Back to the negatives: on the Patriots team, four receivers have higher yards per attempt (y/a)  than Newton (Edelman 11 y/a, Byrd 11 y/a, Zuber 10.5 y/a, Olzewski 4.6 y/a), three running backs have higher yards per attempt (Michel 5.3 y/a, Harris 5 y/a, Taylor 4.4 y/a), and the third string quarterback, Brian Hoyer, is more efficient running the ball at 8 y/a. Newton sits at 4.2 y/a.

Simply put, Newton is not good anymore.

Special Teams

Jake Bailey (P) and Nick Folk (K) are having incredible seasons. The young punter out of Stanford is averaging 48.8 yards per punt, with a long of 71. Bailey also handles kickoffs, in which he has preformed decently as well. Nicknamed “Nick Folklore” after his several game-winning field goals, the kicker has attempted 21 field goals while nailing 19 of them and scoring 77 points when his extra points are added. On extra points, he’s attempted 23 and has made 21. The greatly improved 13-year veteran has proved solid for his fourth team. Of course, special teams has often been the strongest aspect of the Patriots since Bill Belichick has taken over, so this isn’t a great surprise.

Lightning and Thunder

The two strongest position rooms on the field for the Patriots are the running backs and the secondary.

The running back group has been a bit more than decent this year, with emerging star Damien Harris playing three 100-yard games in his first season as a starter, and is, as of my writing this, ProFootballFocus’s top graded running back in the National Football League. The 2nd and 3rd ranked backs? Derrick Henry and Dalvin Cook: The leading rusher in the league and arguably the most complete running back, respectively.

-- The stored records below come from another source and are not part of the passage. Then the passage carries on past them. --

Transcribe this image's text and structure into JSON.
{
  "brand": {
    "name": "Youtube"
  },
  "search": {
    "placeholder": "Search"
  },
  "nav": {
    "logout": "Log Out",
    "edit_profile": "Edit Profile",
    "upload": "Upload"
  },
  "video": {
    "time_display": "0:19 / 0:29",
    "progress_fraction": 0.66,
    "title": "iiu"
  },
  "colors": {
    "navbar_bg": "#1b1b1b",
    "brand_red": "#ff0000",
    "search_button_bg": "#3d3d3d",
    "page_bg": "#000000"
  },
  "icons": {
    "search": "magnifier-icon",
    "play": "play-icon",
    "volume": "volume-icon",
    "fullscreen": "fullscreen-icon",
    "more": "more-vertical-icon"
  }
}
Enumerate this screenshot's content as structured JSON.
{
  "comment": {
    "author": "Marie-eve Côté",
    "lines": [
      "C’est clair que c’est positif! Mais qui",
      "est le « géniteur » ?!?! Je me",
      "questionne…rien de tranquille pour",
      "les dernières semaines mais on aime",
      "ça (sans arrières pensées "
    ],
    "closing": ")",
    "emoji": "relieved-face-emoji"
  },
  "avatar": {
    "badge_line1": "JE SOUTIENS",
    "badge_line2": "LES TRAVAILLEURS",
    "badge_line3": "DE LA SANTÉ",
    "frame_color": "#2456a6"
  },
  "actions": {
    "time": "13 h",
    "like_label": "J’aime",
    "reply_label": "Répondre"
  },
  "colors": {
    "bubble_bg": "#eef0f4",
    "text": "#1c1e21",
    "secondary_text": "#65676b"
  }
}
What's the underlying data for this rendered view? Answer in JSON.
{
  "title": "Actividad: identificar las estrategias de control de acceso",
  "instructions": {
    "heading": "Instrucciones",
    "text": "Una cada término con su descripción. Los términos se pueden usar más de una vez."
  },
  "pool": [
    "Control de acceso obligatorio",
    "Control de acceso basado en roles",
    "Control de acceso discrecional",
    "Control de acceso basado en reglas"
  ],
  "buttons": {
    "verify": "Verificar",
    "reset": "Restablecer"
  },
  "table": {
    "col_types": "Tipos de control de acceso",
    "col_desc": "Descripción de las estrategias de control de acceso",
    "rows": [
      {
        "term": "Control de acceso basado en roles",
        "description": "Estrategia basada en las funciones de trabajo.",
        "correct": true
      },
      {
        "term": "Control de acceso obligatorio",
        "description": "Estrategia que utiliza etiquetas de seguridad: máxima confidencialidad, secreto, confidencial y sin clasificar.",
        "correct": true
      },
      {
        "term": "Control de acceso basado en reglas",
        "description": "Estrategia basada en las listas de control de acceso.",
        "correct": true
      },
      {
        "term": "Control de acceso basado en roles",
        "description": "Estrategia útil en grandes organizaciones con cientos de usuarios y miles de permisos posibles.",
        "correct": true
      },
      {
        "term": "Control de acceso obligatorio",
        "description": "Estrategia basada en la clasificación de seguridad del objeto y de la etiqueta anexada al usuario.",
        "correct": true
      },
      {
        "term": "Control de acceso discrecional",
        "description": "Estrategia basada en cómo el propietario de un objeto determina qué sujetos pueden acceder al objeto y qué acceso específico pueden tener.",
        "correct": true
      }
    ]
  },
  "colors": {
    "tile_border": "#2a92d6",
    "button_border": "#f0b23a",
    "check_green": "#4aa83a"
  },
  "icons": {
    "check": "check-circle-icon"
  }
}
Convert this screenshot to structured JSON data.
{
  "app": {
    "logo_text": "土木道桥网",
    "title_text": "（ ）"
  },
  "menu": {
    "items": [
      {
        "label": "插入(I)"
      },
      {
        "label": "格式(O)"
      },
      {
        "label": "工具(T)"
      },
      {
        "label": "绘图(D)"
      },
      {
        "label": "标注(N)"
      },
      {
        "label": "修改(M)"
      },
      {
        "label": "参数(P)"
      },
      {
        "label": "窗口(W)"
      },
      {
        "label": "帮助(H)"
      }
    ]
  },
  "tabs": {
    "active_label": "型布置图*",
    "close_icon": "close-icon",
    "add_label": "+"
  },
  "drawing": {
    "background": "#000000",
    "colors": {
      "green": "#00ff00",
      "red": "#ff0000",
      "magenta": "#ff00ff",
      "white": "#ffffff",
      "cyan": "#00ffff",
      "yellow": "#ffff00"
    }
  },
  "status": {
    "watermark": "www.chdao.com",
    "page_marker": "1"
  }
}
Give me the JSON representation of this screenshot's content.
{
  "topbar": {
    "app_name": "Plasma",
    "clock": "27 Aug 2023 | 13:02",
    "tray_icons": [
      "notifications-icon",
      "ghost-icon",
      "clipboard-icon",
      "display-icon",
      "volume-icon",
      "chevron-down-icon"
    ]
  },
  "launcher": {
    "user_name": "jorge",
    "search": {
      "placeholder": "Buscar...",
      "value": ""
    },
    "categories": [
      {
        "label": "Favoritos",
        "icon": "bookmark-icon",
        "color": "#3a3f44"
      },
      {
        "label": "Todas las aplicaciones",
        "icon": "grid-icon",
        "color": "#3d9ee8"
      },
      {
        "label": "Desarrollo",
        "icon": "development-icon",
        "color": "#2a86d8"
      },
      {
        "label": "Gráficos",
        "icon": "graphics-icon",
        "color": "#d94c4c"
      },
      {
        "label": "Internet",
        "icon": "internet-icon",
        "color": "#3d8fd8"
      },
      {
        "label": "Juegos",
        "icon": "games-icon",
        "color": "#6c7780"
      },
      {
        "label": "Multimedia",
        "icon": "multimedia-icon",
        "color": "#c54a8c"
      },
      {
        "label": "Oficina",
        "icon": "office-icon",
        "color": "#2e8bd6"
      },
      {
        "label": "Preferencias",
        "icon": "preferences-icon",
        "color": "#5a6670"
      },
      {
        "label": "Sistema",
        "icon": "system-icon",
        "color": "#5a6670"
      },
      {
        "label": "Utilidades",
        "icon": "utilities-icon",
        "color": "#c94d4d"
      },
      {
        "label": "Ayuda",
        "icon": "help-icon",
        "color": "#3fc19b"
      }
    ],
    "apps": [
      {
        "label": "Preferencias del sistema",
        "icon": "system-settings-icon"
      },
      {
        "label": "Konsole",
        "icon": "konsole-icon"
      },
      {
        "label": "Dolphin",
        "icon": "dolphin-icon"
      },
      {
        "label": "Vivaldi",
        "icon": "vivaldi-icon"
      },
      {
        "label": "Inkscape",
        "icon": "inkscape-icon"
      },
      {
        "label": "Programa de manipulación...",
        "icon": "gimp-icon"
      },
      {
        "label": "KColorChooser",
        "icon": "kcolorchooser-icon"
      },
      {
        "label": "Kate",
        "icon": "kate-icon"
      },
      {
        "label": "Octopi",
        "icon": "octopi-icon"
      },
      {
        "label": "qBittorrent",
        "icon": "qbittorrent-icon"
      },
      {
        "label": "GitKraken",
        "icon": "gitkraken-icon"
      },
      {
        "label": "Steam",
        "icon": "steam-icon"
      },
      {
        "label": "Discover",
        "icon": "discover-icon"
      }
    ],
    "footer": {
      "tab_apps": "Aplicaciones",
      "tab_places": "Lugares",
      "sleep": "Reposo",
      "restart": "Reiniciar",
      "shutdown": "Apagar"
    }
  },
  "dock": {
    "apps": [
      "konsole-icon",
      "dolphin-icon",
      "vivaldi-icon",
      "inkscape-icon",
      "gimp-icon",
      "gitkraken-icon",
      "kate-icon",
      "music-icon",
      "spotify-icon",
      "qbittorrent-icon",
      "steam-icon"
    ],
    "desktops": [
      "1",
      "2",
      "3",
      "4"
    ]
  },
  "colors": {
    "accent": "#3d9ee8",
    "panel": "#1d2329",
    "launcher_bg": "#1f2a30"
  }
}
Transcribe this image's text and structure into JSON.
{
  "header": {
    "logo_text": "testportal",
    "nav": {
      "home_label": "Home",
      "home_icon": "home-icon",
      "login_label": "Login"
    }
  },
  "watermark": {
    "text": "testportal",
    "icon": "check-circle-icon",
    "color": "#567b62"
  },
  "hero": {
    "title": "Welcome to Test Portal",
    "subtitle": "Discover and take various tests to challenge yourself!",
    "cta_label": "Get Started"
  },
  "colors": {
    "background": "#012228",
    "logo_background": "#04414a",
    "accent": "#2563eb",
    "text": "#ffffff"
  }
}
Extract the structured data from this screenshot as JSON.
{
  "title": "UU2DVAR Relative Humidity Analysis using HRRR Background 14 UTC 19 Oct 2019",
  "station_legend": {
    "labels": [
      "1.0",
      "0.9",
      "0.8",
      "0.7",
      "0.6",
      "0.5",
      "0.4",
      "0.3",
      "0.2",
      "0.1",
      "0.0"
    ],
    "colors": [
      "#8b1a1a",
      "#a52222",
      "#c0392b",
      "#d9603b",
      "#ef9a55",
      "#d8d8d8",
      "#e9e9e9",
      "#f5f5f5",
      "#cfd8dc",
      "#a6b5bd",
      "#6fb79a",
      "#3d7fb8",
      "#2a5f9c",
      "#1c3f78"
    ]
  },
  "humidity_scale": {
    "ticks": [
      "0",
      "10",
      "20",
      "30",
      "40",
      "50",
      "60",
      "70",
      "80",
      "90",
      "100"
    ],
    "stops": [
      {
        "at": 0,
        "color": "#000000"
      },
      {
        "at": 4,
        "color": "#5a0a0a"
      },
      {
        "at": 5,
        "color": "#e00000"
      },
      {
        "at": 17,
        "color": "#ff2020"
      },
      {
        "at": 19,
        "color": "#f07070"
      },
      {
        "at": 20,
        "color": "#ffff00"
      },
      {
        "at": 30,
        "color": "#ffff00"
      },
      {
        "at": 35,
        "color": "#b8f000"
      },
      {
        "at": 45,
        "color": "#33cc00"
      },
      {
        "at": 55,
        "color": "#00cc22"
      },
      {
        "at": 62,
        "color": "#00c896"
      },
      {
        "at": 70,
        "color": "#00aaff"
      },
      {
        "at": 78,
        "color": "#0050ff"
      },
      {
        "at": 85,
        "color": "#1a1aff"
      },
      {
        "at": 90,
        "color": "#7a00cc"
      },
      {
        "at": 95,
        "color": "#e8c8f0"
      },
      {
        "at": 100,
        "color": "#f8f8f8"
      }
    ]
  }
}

Sony Michel has not been too shabby either, having his greatest game since his rookie season during week 3 against the Las Vegas Raiders, before getting placed on the Injured Reserve. He’s off the injury report now, and is gaining over 5 yards on average whenever he gets the ball.

JJ Taylor, the rather undersized undrafted running back, has had some incredibly explosive runs in his few carries, with some coming in key situations that have provided a spark for the struggling offense. Ivan Fears, the running backs coach, has said that Taylor is “Going to help us in the future”, per Zack Cox on Twitter.

Two tragedies have befallen the Patriots other backs. James White lost his father in a car crash, which his mother thankfully survived, earlier in the season. He missed some time, but is now playing with a full head of steam, and a heavy heart propelling him forwards. We at The Delphi wish the best for the White family as they learn to live with this tragic event.

Rex Burkhead was the Patriots most versatile player on the field, evident by his 274 rushing yards (3rd on the team) and his 3 receiving touchdowns (1st on the team). He suffered a knee injury that will bench him for the rest of the season, unfortunately.

The New England Patriots secondary…. Where to start? Let’s start here: It’s deep. The Cornerback position boasts some of the best in the league, with two #1 corners in Stephon Gilmore (Reigning DPOTY) and JC Jackson (“Mr. Interception” per the New England Patriots social media). Behind them sits Jason McCourty, who had a game winning pass breakup in Superbowl 53, Jonathon Jones, the up and coming speedster, and Joejuan Williams, who has become the team’s choice for shutting down tight ends.

The safety position took a hit in the form of a player opt-out in Patrick Chung, but with Kyle Dugger emerging as the athletic “freak” they drafted him in the second round to be, it’s been overshadowed. Devin McCourty, brother to Jason McCourty, has been consistent as well, and Adrian Phillips has turned out to be a wonderful free agent pickup, proving to be a ball hawk and tackle machine.

Building Blocks for the Future

Damien Harris- Based off of Production

Jarrett Stidham- Based off of Belichick’s praise and refusal to draft other QBs when able

Jakobi Meyers- Based off of Production and Shines of Ability

JC Jackson- Based off of Production

Kyle Dugger- Based off of Athletic Ability to play multiple positions (LB and SS)

Steve Belichick- He’s Bill Belichicks son…